_Exercise aim:_ Go through the material and copy each line in which the word "value" shows up.

(Data to examine)

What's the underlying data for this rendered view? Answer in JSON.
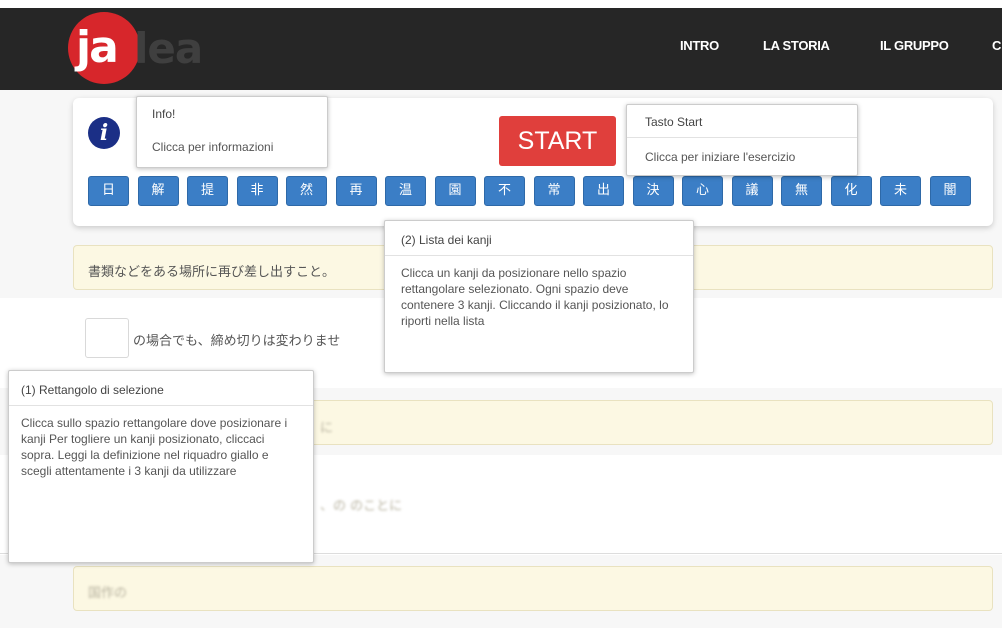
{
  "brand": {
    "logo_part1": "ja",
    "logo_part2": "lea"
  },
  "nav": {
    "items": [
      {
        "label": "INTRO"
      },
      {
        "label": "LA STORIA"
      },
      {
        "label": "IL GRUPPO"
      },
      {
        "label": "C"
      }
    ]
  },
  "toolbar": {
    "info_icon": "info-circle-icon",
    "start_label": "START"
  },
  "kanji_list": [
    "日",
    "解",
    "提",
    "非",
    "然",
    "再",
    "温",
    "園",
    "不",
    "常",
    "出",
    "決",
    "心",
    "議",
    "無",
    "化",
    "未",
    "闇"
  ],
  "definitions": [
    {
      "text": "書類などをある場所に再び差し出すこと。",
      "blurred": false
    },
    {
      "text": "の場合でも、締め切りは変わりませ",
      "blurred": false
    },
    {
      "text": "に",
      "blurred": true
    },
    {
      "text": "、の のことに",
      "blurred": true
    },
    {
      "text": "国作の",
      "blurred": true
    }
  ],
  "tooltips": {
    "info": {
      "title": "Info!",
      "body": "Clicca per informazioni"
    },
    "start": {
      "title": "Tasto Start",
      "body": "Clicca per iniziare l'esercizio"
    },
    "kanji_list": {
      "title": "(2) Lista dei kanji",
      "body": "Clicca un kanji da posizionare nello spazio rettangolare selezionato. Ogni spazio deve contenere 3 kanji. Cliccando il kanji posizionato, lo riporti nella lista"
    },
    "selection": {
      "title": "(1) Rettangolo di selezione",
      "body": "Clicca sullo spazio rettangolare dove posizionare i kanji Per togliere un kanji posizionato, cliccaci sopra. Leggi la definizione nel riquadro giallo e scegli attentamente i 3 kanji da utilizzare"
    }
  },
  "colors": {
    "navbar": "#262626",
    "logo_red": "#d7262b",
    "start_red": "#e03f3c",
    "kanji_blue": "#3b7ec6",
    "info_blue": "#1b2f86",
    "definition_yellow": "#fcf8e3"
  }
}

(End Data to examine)
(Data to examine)

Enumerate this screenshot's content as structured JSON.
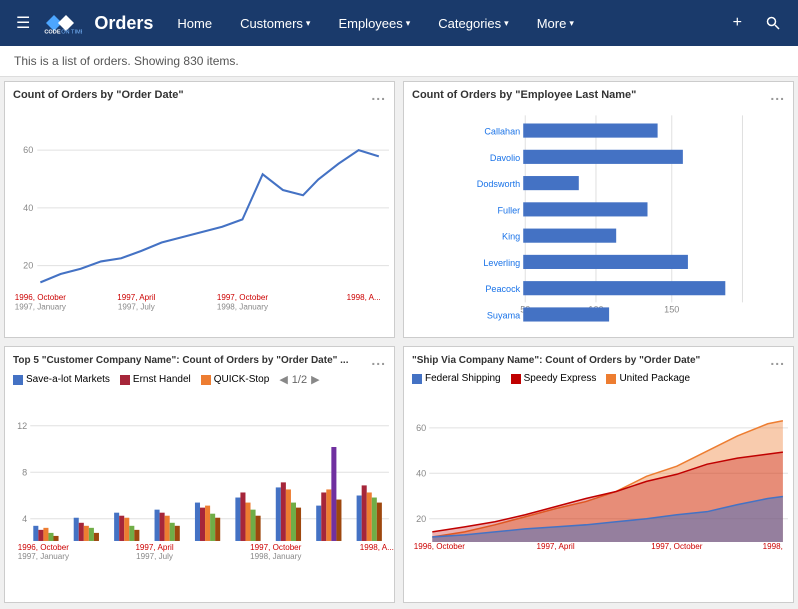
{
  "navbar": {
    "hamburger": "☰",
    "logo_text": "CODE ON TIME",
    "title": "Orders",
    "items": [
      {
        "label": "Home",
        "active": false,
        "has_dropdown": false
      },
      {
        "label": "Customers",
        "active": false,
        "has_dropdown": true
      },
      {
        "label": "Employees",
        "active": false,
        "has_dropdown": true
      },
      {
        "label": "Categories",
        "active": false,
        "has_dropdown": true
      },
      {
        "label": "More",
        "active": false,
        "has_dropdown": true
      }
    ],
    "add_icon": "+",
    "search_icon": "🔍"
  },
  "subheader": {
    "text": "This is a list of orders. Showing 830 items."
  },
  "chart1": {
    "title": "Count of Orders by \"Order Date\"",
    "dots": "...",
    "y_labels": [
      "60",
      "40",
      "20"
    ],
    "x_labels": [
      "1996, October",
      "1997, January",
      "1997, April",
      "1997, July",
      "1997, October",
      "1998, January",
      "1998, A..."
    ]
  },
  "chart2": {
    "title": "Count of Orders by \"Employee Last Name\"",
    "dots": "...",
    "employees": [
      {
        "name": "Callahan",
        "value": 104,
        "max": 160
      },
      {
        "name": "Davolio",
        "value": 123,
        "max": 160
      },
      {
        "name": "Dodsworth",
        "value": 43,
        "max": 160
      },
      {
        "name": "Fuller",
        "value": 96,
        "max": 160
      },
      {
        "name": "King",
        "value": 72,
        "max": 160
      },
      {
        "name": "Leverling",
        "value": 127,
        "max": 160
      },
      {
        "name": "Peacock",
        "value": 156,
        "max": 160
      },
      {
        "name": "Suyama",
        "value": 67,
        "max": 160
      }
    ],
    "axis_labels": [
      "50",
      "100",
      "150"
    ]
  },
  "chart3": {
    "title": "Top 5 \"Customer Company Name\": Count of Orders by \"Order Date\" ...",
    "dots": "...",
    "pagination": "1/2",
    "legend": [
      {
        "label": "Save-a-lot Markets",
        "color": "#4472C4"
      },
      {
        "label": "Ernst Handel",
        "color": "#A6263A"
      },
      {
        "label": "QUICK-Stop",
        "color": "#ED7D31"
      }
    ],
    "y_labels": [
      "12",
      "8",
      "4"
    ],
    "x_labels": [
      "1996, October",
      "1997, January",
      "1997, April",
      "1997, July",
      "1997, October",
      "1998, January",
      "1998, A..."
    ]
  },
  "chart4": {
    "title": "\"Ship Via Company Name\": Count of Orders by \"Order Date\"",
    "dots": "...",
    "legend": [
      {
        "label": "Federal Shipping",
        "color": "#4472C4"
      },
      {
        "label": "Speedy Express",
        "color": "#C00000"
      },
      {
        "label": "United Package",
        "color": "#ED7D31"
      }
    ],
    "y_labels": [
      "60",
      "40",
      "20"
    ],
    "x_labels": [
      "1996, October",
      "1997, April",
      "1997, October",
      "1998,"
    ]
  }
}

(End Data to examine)
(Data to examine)

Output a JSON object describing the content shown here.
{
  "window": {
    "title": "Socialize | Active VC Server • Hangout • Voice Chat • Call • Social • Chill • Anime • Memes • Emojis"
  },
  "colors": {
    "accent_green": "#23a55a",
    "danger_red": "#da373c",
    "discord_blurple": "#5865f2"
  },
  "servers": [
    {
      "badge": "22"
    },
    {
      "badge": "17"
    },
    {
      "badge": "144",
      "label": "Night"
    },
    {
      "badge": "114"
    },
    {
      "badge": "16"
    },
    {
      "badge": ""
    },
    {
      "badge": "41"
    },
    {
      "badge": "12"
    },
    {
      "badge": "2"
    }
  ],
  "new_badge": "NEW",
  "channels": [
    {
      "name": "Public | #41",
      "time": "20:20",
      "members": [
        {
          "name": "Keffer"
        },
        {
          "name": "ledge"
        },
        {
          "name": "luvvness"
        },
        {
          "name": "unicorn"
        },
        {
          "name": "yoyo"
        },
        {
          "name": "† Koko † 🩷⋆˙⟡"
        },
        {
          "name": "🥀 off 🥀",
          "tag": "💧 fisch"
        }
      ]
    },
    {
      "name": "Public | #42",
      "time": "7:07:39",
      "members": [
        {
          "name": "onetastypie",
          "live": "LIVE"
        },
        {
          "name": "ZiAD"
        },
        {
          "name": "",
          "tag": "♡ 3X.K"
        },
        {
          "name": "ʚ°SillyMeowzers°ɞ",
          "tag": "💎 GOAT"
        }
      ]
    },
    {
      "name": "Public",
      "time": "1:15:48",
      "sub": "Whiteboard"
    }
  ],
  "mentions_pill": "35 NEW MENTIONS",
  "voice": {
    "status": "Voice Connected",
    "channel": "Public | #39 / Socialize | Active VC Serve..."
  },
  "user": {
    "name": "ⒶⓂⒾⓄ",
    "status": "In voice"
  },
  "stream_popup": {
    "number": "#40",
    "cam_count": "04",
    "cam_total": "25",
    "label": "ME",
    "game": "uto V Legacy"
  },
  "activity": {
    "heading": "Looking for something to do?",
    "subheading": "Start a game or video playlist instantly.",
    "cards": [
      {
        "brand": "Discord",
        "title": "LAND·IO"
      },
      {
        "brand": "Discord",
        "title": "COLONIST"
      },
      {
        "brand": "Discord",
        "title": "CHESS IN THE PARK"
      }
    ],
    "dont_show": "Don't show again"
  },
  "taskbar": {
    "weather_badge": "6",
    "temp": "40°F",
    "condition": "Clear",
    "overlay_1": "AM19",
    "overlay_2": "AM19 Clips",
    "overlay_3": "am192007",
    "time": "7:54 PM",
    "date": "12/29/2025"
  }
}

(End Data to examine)

_Answer to the problem:_
        "value": 104,
        "value": 123,
        "value": 43,
        "value": 96,
        "value": 72,
        "value": 127,
        "value": 156,
        "value": 67,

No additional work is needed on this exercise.